__Instructions to follow__
Reproduce the data, keeping every word exactly as it is.

__Records shown__
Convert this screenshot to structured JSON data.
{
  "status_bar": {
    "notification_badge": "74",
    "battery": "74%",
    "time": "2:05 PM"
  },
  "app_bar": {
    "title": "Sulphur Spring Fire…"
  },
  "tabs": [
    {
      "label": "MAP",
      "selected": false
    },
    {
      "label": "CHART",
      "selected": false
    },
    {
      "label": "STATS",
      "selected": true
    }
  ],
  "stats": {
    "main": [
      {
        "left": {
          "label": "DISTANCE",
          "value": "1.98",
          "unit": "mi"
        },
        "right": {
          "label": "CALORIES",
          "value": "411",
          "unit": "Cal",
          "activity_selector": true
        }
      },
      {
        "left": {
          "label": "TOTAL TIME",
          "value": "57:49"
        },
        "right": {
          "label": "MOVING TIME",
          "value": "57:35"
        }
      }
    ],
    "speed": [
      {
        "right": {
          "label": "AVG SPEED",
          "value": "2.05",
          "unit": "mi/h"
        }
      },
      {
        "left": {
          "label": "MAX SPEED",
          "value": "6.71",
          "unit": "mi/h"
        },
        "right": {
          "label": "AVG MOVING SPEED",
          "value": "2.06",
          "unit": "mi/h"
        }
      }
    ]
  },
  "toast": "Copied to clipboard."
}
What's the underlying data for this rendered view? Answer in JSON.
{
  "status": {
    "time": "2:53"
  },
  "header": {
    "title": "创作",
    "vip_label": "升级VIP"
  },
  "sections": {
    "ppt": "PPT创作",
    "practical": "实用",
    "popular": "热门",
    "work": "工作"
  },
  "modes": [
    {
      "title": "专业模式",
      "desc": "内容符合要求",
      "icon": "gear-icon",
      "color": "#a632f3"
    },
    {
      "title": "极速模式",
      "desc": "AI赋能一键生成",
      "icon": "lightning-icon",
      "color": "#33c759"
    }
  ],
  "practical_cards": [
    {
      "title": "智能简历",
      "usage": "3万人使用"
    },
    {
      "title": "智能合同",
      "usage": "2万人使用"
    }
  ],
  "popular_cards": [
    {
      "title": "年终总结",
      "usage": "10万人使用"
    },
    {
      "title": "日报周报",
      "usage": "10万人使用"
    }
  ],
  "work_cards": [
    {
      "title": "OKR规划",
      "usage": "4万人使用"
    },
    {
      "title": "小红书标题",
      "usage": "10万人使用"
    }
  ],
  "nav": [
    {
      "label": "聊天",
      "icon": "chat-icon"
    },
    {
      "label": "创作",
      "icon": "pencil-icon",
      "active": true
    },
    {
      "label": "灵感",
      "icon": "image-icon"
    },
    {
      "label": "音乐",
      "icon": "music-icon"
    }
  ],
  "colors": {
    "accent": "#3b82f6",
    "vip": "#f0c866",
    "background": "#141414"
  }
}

__Result of this exercise__
Convert this screenshot to structured JSON data.
{
  "status_bar": {
    "notification_badge": "74",
    "battery": "74%",
    "time": "2:05 PM"
  },
  "app_bar": {
    "title": "Sulphur Spring Fire…"
  },
  "tabs": [
    {
      "label": "MAP",
      "selected": false
    },
    {
      "label": "CHART",
      "selected": false
    },
    {
      "label": "STATS",
      "selected": true
    }
  ],
  "stats": {
    "main": [
      {
        "left": {
          "label": "DISTANCE",
          "value": "1.98",
          "unit": "mi"
        },
        "right": {
          "label": "CALORIES",
          "value": "411",
          "unit": "Cal",
          "activity_selector": true
        }
      },
      {
        "left": {
          "label": "TOTAL TIME",
          "value": "57:49"
        },
        "right": {
          "label": "MOVING TIME",
          "value": "57:35"
        }
      }
    ],
    "speed": [
      {
        "right": {
          "label": "AVG SPEED",
          "value": "2.05",
          "unit": "mi/h"
        }
      },
      {
        "left": {
          "label": "MAX SPEED",
          "value": "6.71",
          "unit": "mi/h"
        },
        "right": {
          "label": "AVG MOVING SPEED",
          "value": "2.06",
          "unit": "mi/h"
        }
      }
    ]
  },
  "toast": "Copied to clipboard."
}
What's the underlying data for this rendered view? Answer in JSON.
{
  "status": {
    "time": "2:53"
  },
  "header": {
    "title": "创作",
    "vip_label": "升级VIP"
  },
  "sections": {
    "ppt": "PPT创作",
    "practical": "实用",
    "popular": "热门",
    "work": "工作"
  },
  "modes": [
    {
      "title": "专业模式",
      "desc": "内容符合要求",
      "icon": "gear-icon",
      "color": "#a632f3"
    },
    {
      "title": "极速模式",
      "desc": "AI赋能一键生成",
      "icon": "lightning-icon",
      "color": "#33c759"
    }
  ],
  "practical_cards": [
    {
      "title": "智能简历",
      "usage": "3万人使用"
    },
    {
      "title": "智能合同",
      "usage": "2万人使用"
    }
  ],
  "popular_cards": [
    {
      "title": "年终总结",
      "usage": "10万人使用"
    },
    {
      "title": "日报周报",
      "usage": "10万人使用"
    }
  ],
  "work_cards": [
    {
      "title": "OKR规划",
      "usage": "4万人使用"
    },
    {
      "title": "小红书标题",
      "usage": "10万人使用"
    }
  ],
  "nav": [
    {
      "label": "聊天",
      "icon": "chat-icon"
    },
    {
      "label": "创作",
      "icon": "pencil-icon",
      "active": true
    },
    {
      "label": "灵感",
      "icon": "image-icon"
    },
    {
      "label": "音乐",
      "icon": "music-icon"
    }
  ],
  "colors": {
    "accent": "#3b82f6",
    "vip": "#f0c866",
    "background": "#141414"
  }
}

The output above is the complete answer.